AUSTIN, Texas - A mysterious fossil found in Antarctica in 2011 has finally been identified, thanks to research at the University of Texas Austin.
Chilean scientists originally found the "deflated football" fossil almost a decade ago and it has since been sitting unlabeled and unstudied in the collections of Chuil'es National Museum of Natural History.
A side view of the fossil of the giant egg. (Legendre et al. 2020)
Now, an analysis led by researchers at UT Austin has found the fossil is actually a giant, soft-shell egg from approximately 66 million years ago!
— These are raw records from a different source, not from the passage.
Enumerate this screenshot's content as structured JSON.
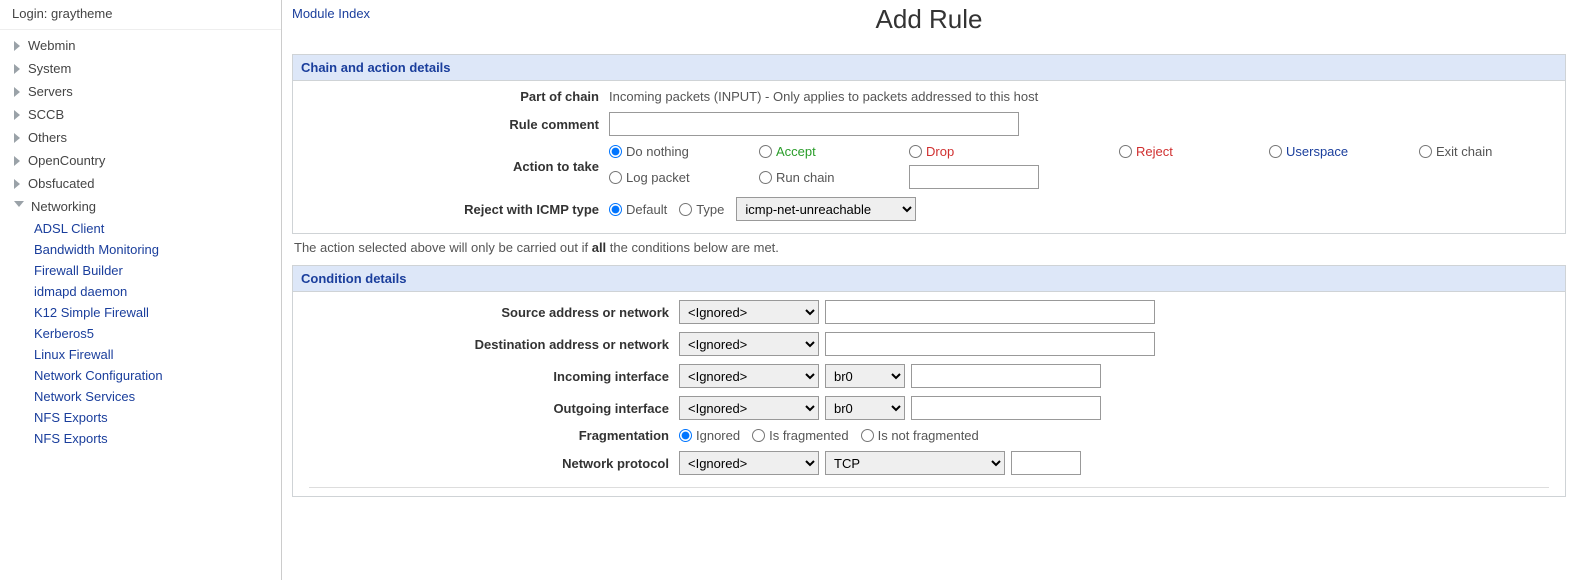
{
  "login": {
    "prefix": "Login:",
    "user": "graytheme"
  },
  "sidebar": {
    "items": [
      {
        "label": "Webmin"
      },
      {
        "label": "System"
      },
      {
        "label": "Servers"
      },
      {
        "label": "SCCB"
      },
      {
        "label": "Others"
      },
      {
        "label": "OpenCountry"
      },
      {
        "label": "Obsfucated"
      },
      {
        "label": "Networking",
        "expanded": true
      }
    ],
    "networking_children": [
      "ADSL Client",
      "Bandwidth Monitoring",
      "Firewall Builder",
      "idmapd daemon",
      "K12 Simple Firewall",
      "Kerberos5",
      "Linux Firewall",
      "Network Configuration",
      "Network Services",
      "NFS Exports",
      "NFS Exports"
    ]
  },
  "header": {
    "module_index": "Module Index",
    "title": "Add Rule"
  },
  "chain_panel": {
    "title": "Chain and action details",
    "part_of_chain_label": "Part of chain",
    "part_of_chain_value": "Incoming packets (INPUT) - Only applies to packets addressed to this host",
    "rule_comment_label": "Rule comment",
    "rule_comment_value": "",
    "action_label": "Action to take",
    "actions": {
      "do_nothing": "Do nothing",
      "accept": "Accept",
      "drop": "Drop",
      "reject": "Reject",
      "userspace": "Userspace",
      "exit_chain": "Exit chain",
      "log_packet": "Log packet",
      "run_chain": "Run chain"
    },
    "run_chain_value": "",
    "reject_icmp_label": "Reject with ICMP type",
    "reject_default": "Default",
    "reject_type": "Type",
    "reject_select": "icmp-net-unreachable"
  },
  "note": {
    "pre": "The action selected above will only be carried out if ",
    "bold": "all",
    "post": " the conditions below are met."
  },
  "cond_panel": {
    "title": "Condition details",
    "ignored": "<Ignored>",
    "src_label": "Source address or network",
    "src_value": "",
    "dst_label": "Destination address or network",
    "dst_value": "",
    "in_if_label": "Incoming interface",
    "out_if_label": "Outgoing interface",
    "iface_value": "br0",
    "iface_text": "",
    "frag_label": "Fragmentation",
    "frag_ignored": "Ignored",
    "frag_is": "Is fragmented",
    "frag_not": "Is not fragmented",
    "proto_label": "Network protocol",
    "proto_value": "TCP",
    "proto_text": ""
  }
}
Scientists also believe the egg was laid by an extinct, giant marine reptile, a discovery UT researcher says challenges the prevailing thought that such creatures did not lay eggs.
“It is from an animal the size of a large dinosaur, but it is completely unlike a dinosaur egg,” said lead author Lucas Legendre, a postdoctoral researcher at UT Austin’s Jackson School of Geosciences. “It is most similar to the eggs of lizards and snakes, but it is from a truly giant relative of these animals.”
The fossil itself measures in at more than 11 by seven inches and is the largest soft-shell egg ever discovered as well as the second-largest egg of any known animal.
A diagram showing the fossil egg, its parts and size relative to an adult human.The giant egg has a soft shell. This is shown in dark gray in the drawing, with arrows pointing to its folds and surrounding sediment shown as light gray. Credit: Legendr
UT Austin says that Legendre used a suite of microscopes to study samples and found several layers of membrane that confirmed the fossil was indeed an egg. "The structure is very similar to transparent, quick-hatching, eggs laid by some snakes and lizards today," said Legendre.
Because the fossil egg was hatched and contained no skeleton, Legendre had to use other means to verify what type of reptile had legged the egg.
"He compiled a data set to compare the body size of 259 living reptiles to the size of their eggs, and he found that the reptile that laid the egg would have been more than 20 feet long from the tip of its snout to the end of its body, not counting a tail. In both size and living reptile relations, an ancient marine reptile fits the bill," the university stated.